TRY IT | Using the data below, return all lines in which "swatch" appears.

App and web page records
*** Begin section ***
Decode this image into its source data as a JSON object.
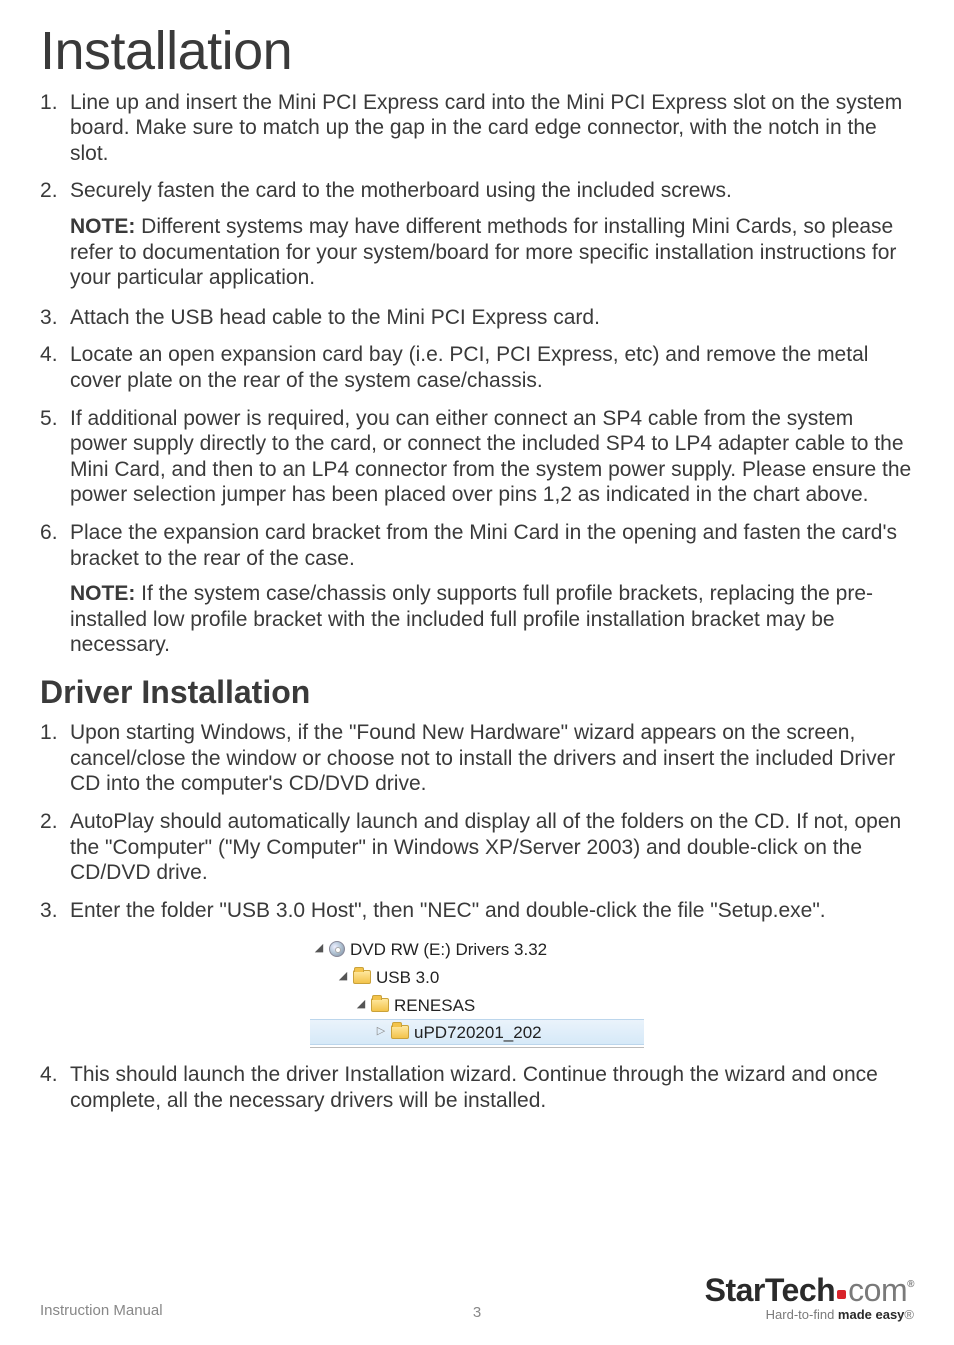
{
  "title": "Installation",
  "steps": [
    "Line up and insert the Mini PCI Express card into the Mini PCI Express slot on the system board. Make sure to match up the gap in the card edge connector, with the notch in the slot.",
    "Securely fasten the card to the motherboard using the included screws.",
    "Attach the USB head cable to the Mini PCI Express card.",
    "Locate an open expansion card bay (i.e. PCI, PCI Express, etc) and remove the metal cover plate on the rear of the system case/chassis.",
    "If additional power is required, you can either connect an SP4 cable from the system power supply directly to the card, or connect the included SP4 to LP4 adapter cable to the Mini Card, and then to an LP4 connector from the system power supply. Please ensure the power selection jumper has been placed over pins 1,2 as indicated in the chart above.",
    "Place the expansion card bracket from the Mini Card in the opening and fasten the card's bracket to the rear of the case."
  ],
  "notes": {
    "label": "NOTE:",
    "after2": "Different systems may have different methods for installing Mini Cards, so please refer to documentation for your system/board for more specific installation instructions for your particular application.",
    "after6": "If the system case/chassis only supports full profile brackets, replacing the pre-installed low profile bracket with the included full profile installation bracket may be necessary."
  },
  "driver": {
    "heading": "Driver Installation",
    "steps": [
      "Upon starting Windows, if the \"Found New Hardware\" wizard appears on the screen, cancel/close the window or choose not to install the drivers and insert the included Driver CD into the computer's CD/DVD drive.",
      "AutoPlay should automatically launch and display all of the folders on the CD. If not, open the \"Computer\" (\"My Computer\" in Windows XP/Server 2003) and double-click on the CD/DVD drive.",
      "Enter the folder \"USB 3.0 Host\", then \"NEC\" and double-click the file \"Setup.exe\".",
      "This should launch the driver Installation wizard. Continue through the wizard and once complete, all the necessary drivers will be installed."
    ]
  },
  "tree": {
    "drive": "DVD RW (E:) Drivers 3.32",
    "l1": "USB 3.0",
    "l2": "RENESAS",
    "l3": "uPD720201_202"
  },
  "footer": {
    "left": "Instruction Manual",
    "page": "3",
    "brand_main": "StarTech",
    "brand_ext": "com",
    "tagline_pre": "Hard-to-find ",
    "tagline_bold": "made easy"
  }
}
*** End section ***
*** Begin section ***
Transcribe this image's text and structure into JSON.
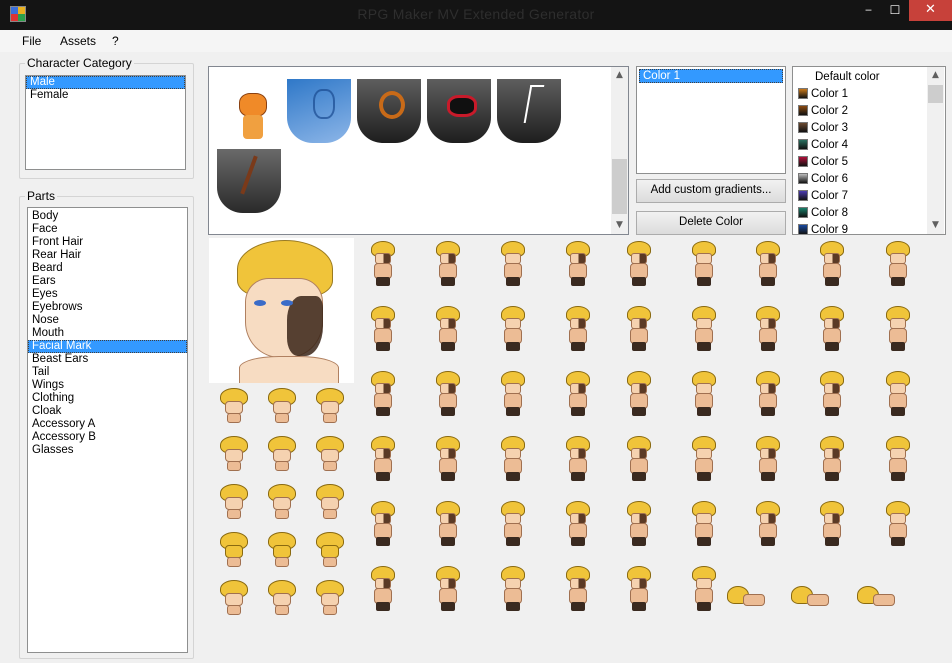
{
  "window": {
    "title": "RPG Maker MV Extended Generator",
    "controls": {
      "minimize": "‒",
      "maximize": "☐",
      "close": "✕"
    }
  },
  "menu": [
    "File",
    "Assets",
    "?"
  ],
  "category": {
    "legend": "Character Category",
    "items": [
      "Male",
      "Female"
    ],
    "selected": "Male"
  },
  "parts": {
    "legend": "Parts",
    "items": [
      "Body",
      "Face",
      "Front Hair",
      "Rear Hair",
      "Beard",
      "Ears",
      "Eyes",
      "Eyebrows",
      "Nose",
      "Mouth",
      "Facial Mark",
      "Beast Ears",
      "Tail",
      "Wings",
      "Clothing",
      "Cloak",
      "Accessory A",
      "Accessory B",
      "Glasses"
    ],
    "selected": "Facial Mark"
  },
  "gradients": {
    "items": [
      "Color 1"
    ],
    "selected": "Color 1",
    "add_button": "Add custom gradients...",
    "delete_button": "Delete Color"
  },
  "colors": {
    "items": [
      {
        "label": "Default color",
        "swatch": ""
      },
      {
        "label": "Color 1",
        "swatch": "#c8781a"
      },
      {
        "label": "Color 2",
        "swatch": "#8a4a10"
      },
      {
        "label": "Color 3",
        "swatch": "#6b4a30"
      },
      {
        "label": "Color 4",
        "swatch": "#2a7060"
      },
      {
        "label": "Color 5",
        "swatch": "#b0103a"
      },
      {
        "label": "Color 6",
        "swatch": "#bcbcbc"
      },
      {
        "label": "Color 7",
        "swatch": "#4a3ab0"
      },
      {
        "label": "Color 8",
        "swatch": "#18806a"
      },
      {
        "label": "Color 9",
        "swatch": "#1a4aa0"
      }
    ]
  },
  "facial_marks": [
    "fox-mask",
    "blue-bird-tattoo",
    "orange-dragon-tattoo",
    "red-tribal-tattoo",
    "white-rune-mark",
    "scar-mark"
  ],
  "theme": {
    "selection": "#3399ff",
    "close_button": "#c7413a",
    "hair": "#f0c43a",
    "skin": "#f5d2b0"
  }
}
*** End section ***
RESPONSE |
        "swatch": ""
        "swatch": "#c8781a"
        "swatch": "#8a4a10"
        "swatch": "#6b4a30"
        "swatch": "#2a7060"
        "swatch": "#b0103a"
        "swatch": "#bcbcbc"
        "swatch": "#4a3ab0"
        "swatch": "#18806a"
        "swatch": "#1a4aa0"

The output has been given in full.